Find the lines of the listing that contain the string "true", and return them.

= = =

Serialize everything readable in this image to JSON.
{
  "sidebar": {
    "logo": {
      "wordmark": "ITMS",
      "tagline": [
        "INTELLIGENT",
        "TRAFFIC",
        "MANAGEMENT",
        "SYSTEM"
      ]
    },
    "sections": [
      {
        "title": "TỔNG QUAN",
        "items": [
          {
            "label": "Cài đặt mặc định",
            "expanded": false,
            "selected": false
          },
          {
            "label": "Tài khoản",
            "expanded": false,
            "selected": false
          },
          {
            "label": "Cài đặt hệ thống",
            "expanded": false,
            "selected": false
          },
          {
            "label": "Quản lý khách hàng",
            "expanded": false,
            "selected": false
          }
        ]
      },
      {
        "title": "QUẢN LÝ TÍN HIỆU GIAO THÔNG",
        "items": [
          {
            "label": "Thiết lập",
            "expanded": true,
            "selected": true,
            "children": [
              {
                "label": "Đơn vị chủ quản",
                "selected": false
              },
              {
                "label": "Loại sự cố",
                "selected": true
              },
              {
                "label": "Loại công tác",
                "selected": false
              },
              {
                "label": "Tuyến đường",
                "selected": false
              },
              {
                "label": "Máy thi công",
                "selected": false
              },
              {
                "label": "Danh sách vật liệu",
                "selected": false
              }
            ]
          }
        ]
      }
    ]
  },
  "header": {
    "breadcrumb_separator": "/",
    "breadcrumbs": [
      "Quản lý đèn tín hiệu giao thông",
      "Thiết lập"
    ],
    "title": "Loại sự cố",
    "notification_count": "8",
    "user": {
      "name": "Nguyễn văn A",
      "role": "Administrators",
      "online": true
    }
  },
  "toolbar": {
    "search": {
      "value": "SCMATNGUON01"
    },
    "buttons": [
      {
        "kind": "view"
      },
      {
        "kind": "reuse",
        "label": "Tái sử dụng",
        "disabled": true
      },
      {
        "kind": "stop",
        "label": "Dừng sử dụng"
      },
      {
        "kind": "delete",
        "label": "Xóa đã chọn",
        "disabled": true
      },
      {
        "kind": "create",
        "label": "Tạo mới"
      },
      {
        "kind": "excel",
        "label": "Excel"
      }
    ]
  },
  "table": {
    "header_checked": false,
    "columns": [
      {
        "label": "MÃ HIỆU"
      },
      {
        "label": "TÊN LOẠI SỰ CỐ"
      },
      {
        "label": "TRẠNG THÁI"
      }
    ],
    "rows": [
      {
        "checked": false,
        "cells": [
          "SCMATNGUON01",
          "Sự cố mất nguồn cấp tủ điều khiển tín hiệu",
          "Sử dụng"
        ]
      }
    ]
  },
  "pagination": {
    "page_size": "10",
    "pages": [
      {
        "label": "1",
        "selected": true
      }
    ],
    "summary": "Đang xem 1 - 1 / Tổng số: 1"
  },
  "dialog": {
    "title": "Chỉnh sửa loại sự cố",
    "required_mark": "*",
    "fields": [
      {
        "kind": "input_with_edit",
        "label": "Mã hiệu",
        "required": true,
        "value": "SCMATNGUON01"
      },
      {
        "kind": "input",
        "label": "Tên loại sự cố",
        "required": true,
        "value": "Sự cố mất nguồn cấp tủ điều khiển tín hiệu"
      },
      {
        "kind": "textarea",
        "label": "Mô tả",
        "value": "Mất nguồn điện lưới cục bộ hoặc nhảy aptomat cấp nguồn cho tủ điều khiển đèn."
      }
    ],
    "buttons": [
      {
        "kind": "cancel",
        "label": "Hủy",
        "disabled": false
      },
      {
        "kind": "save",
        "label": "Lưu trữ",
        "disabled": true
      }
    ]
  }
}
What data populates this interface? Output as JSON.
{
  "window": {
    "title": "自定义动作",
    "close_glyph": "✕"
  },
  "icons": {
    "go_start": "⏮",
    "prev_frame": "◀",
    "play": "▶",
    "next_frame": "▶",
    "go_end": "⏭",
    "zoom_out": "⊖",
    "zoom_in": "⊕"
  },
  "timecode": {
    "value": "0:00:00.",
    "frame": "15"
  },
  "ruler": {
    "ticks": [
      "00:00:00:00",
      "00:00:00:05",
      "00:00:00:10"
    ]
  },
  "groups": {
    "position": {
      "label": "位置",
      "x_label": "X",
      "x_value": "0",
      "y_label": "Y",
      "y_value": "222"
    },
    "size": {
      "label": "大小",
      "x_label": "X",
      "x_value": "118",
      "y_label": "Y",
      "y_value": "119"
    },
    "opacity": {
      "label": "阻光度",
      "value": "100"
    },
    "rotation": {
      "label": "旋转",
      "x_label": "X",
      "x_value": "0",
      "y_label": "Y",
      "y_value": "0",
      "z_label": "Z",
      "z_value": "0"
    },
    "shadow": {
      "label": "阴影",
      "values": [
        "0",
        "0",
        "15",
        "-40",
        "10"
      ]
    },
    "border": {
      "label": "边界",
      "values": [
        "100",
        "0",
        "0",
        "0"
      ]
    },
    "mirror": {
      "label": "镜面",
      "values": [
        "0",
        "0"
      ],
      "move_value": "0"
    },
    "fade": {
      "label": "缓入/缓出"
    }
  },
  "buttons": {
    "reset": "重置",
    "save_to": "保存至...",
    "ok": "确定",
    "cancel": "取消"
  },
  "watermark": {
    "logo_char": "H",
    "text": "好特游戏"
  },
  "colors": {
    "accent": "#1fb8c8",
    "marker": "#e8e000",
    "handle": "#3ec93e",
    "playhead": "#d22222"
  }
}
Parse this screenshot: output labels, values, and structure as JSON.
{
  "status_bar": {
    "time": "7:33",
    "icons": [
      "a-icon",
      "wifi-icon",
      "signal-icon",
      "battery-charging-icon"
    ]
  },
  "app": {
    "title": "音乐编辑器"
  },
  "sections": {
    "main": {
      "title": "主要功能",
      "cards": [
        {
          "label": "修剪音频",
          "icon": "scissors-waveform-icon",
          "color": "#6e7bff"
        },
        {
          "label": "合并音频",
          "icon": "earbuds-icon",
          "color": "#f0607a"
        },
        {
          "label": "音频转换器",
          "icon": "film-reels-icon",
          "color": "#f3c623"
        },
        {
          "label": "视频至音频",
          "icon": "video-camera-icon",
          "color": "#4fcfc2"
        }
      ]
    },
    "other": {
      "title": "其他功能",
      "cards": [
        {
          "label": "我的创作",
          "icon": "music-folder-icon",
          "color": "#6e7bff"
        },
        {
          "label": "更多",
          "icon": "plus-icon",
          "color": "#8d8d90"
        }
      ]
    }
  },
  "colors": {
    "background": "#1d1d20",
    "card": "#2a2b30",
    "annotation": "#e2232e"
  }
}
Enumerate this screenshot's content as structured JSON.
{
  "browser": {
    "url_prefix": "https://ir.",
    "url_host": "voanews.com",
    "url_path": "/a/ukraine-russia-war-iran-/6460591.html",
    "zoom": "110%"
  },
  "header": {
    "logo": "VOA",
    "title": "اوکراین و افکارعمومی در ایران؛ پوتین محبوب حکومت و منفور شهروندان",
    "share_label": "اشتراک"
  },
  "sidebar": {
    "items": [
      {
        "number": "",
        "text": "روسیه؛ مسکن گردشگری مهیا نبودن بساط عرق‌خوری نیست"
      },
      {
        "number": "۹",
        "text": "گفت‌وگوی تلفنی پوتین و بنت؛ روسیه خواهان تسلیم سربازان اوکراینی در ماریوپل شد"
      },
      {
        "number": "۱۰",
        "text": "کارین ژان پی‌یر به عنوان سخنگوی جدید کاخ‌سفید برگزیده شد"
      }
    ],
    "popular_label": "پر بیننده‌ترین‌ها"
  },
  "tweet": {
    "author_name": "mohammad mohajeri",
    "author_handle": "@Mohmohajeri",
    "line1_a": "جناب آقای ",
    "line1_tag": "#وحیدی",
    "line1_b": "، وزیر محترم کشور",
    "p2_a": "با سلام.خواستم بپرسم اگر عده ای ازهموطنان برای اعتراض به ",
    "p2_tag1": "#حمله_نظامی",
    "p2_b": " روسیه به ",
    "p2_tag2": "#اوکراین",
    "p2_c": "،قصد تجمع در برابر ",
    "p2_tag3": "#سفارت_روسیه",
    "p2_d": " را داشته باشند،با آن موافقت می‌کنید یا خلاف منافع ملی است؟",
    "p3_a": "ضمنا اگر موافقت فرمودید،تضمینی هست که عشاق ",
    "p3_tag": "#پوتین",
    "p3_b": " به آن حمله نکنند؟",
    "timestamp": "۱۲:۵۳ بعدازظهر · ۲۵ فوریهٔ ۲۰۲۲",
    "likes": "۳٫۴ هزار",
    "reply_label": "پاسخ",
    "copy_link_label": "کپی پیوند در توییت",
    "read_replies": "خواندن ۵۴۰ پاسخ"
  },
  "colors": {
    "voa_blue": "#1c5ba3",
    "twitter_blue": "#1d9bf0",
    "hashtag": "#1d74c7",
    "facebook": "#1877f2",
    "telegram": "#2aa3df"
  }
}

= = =

▶ **Written reply**:
            "expanded": true,
            "selected": true,
                "selected": true
      "online": true
        "disabled": true
        "disabled": true
        "selected": true
        "required": true,
        "required": true,
        "disabled": true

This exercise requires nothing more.